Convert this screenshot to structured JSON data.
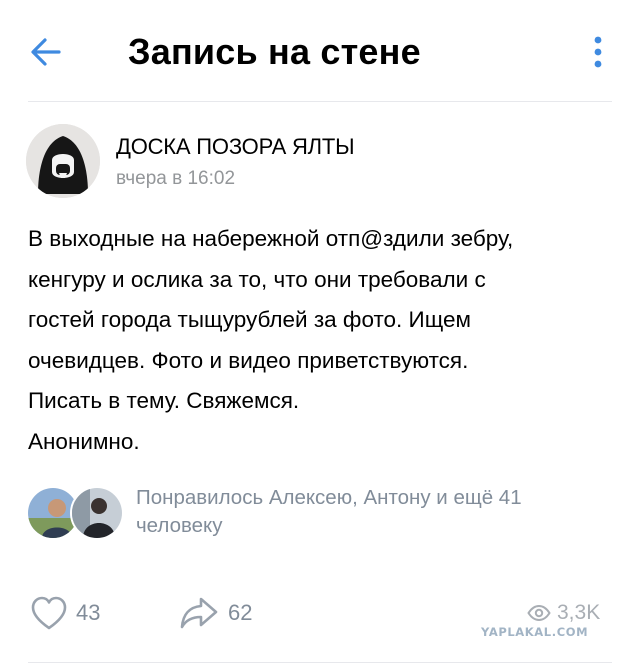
{
  "header": {
    "title": "Запись на стене",
    "back_icon": "arrow-left-icon",
    "more_icon": "more-vertical-icon",
    "accent_color": "#3f8ae0"
  },
  "post": {
    "author": "ДОСКА ПОЗОРА ЯЛТЫ",
    "time": "вчера в 16:02",
    "text_lines": [
      "В выходные на набережной отп@здили зебру,",
      "кенгуру и ослика за то, что они требовали с",
      "гостей города тыщурублей за фото. Ищем",
      "очевидцев. Фото и видео приветствуются.",
      "Писать в тему. Свяжемся.",
      "Анонимно."
    ]
  },
  "likes": {
    "text_lines": [
      "Понравилось Алексею, Антону и ещё 41",
      "человеку"
    ]
  },
  "actions": {
    "like_count": "43",
    "share_count": "62",
    "views_count": "3,3K"
  },
  "watermark": "YAPLAKAL.COM",
  "colors": {
    "secondary_text": "#818c99",
    "time_text": "#939699",
    "divider": "#e7e8ec"
  }
}
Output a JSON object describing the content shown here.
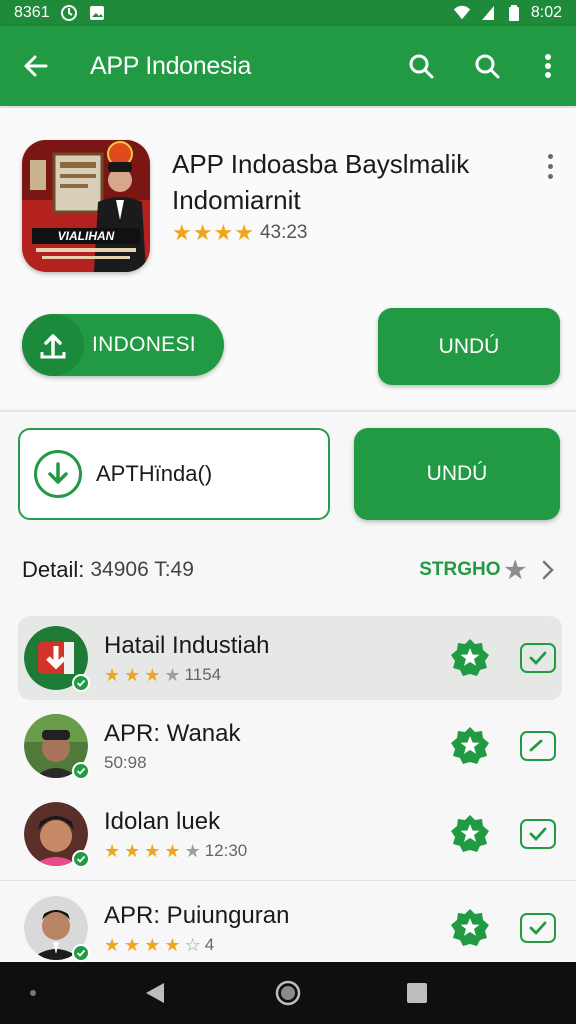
{
  "status_bar": {
    "time_left": "8361",
    "time_right": "8:02"
  },
  "app_bar": {
    "title": "APP Indonesia"
  },
  "app": {
    "name_line1": "APP  Indoasba Bayslmalik",
    "name_line2": "Indomiarnit",
    "rating_count": "43:23",
    "rating_stars": 4,
    "icon_banner_text": "VIALIHAN"
  },
  "buttons": {
    "indonesi_label": "INDONESI",
    "undu_label": "UNDÚ",
    "secondary_label": "APTHïnda()",
    "undu2_label": "UNDÚ"
  },
  "detail": {
    "label": "Detail:",
    "value": "34906 T:49",
    "link": "STRGHO"
  },
  "list": [
    {
      "title": "Hatail Industiah",
      "sub": "1154",
      "stars": 3.5,
      "active": true
    },
    {
      "title": "APR: Wanak",
      "sub": "50:98",
      "stars": 0,
      "active": false
    },
    {
      "title": "Idolan luek",
      "sub": "12:30",
      "stars": 4,
      "active": false
    },
    {
      "title": "APR: Puiunguran",
      "sub": "4",
      "stars": 4,
      "active": false
    }
  ],
  "colors": {
    "primary": "#219a43",
    "star": "#f1a51c"
  }
}
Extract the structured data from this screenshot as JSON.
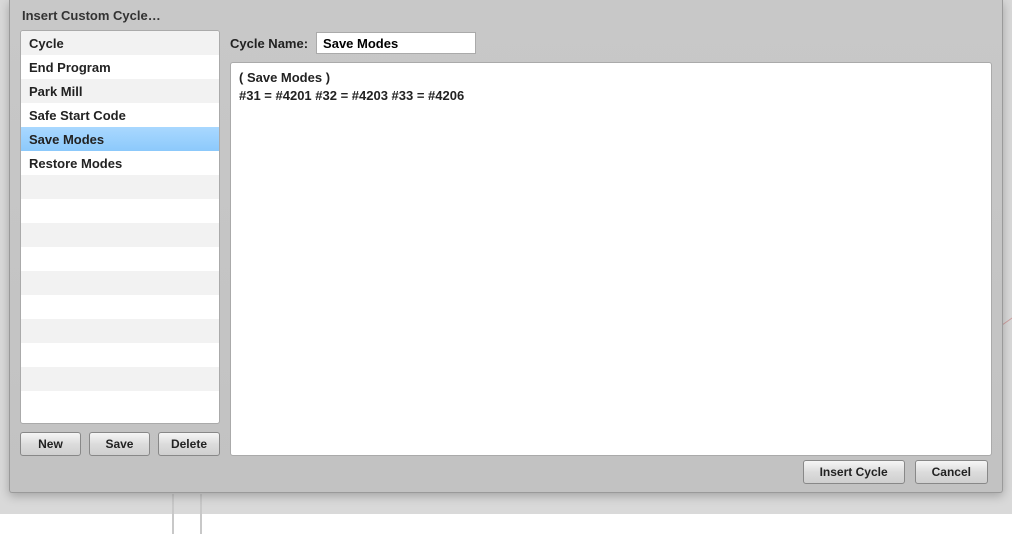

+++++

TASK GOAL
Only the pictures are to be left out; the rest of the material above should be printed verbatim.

RESULT
Convert this screenshot to structured JSON data.
{
  "header": {
    "title": "Запись на стене",
    "back_icon": "arrow-left-icon",
    "more_icon": "more-vertical-icon",
    "accent_color": "#3f8ae0"
  },
  "post": {
    "author": "ДОСКА ПОЗОРА ЯЛТЫ",
    "time": "вчера в 16:02",
    "text_lines": [
      "В выходные на набережной отп@здили зебру,",
      "кенгуру и ослика за то, что они требовали с",
      "гостей города тыщурублей за фото. Ищем",
      "очевидцев. Фото и видео приветствуются.",
      "Писать в тему. Свяжемся.",
      "Анонимно."
    ]
  },
  "likes": {
    "text_lines": [
      "Понравилось Алексею, Антону и ещё 41",
      "человеку"
    ]
  },
  "actions": {
    "like_count": "43",
    "share_count": "62",
    "views_count": "3,3K"
  },
  "watermark": "YAPLAKAL.COM",
  "colors": {
    "secondary_text": "#818c99",
    "time_text": "#939699",
    "divider": "#e7e8ec"
  }
}
Output a JSON object describing the content shown here.
{
  "status_bar": {
    "time_left": "8361",
    "time_right": "8:02"
  },
  "app_bar": {
    "title": "APP Indonesia"
  },
  "app": {
    "name_line1": "APP  Indoasba Bayslmalik",
    "name_line2": "Indomiarnit",
    "rating_count": "43:23",
    "rating_stars": 4,
    "icon_banner_text": "VIALIHAN"
  },
  "buttons": {
    "indonesi_label": "INDONESI",
    "undu_label": "UNDÚ",
    "secondary_label": "APTHïnda()",
    "undu2_label": "UNDÚ"
  },
  "detail": {
    "label": "Detail:",
    "value": "34906 T:49",
    "link": "STRGHO"
  },
  "list": [
    {
      "title": "Hatail Industiah",
      "sub": "1154",
      "stars": 3.5,
      "active": true
    },
    {
      "title": "APR: Wanak",
      "sub": "50:98",
      "stars": 0,
      "active": false
    },
    {
      "title": "Idolan luek",
      "sub": "12:30",
      "stars": 4,
      "active": false
    },
    {
      "title": "APR: Puiunguran",
      "sub": "4",
      "stars": 4,
      "active": false
    }
  ],
  "colors": {
    "primary": "#219a43",
    "star": "#f1a51c"
  }
}
Extract the structured data from this screenshot as JSON.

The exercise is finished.